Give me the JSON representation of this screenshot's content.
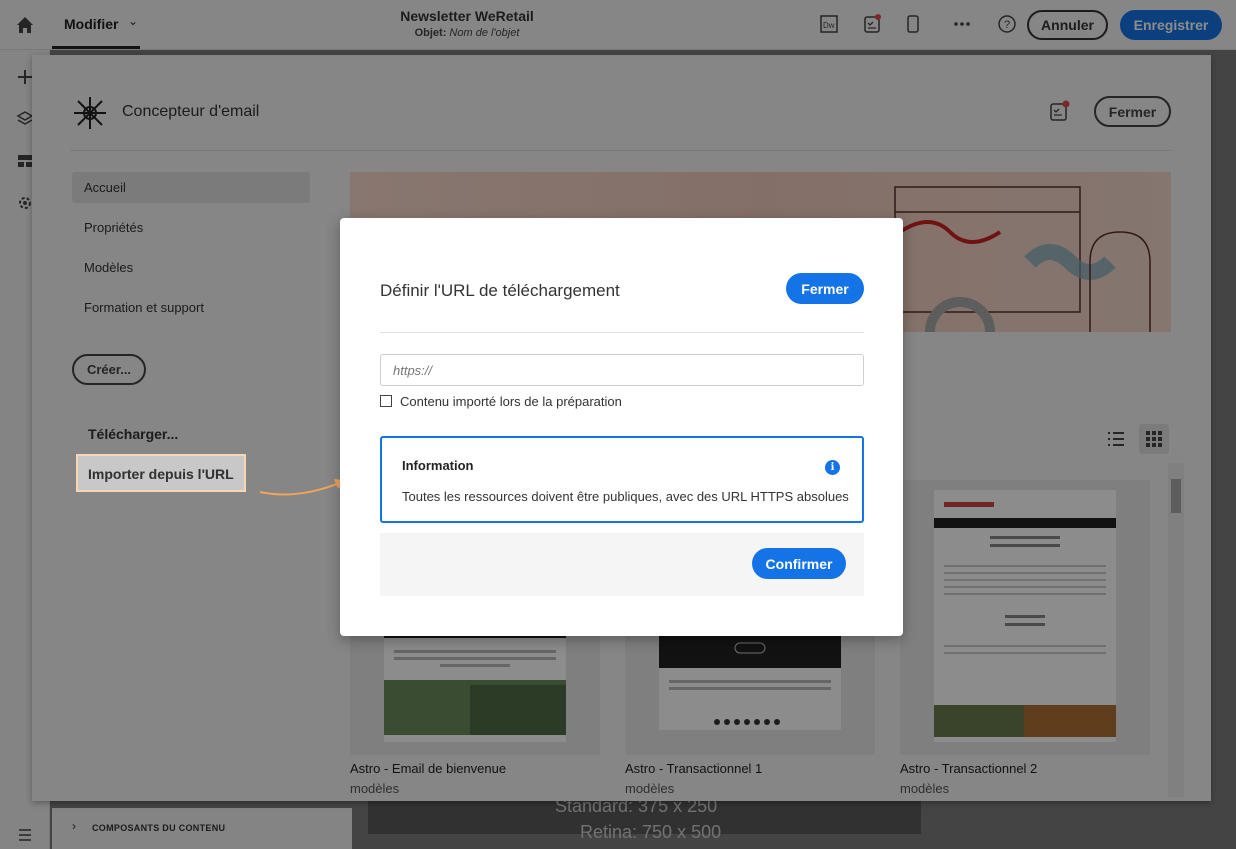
{
  "appbar": {
    "modifier_label": "Modifier",
    "title": "Newsletter WeRetail",
    "subject_label": "Objet:",
    "subject_value": "Nom de l'objet",
    "cancel_label": "Annuler",
    "save_label": "Enregistrer"
  },
  "designer": {
    "title": "Concepteur d'email",
    "close_label": "Fermer",
    "nav": [
      {
        "label": "Accueil",
        "active": true
      },
      {
        "label": "Propriétés",
        "active": false
      },
      {
        "label": "Modèles",
        "active": false
      },
      {
        "label": "Formation et support",
        "active": false
      }
    ],
    "create_label": "Créer...",
    "upload_label": "Télécharger...",
    "import_label": "Importer depuis l'URL",
    "cards": [
      {
        "title": "Astro - Email de bienvenue",
        "sub": "modèles"
      },
      {
        "title": "Astro - Transactionnel 1",
        "sub": "modèles"
      },
      {
        "title": "Astro - Transactionnel 2",
        "sub": "modèles"
      }
    ]
  },
  "bottom": {
    "section_label": "COMPOSANTS DU CONTENU",
    "img_text_1": "Standard: 375 x 250",
    "img_text_2": "Retina: 750 x 500"
  },
  "modal": {
    "title": "Définir l'URL de téléchargement",
    "close_label": "Fermer",
    "url_placeholder": "https://",
    "checkbox_label": "Contenu importé lors de la préparation",
    "info_title": "Information",
    "info_text": "Toutes les ressources doivent être publiques, avec des URL HTTPS absolues",
    "confirm_label": "Confirmer"
  },
  "colors": {
    "accent": "#1473e6",
    "highlight": "#f0a55b"
  }
}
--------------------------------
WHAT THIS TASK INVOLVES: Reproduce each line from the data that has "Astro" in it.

ANSWER:
        "title": "Astro - Email de bienvenue",
        "title": "Astro - Transactionnel 1",
        "title": "Astro - Transactionnel 2",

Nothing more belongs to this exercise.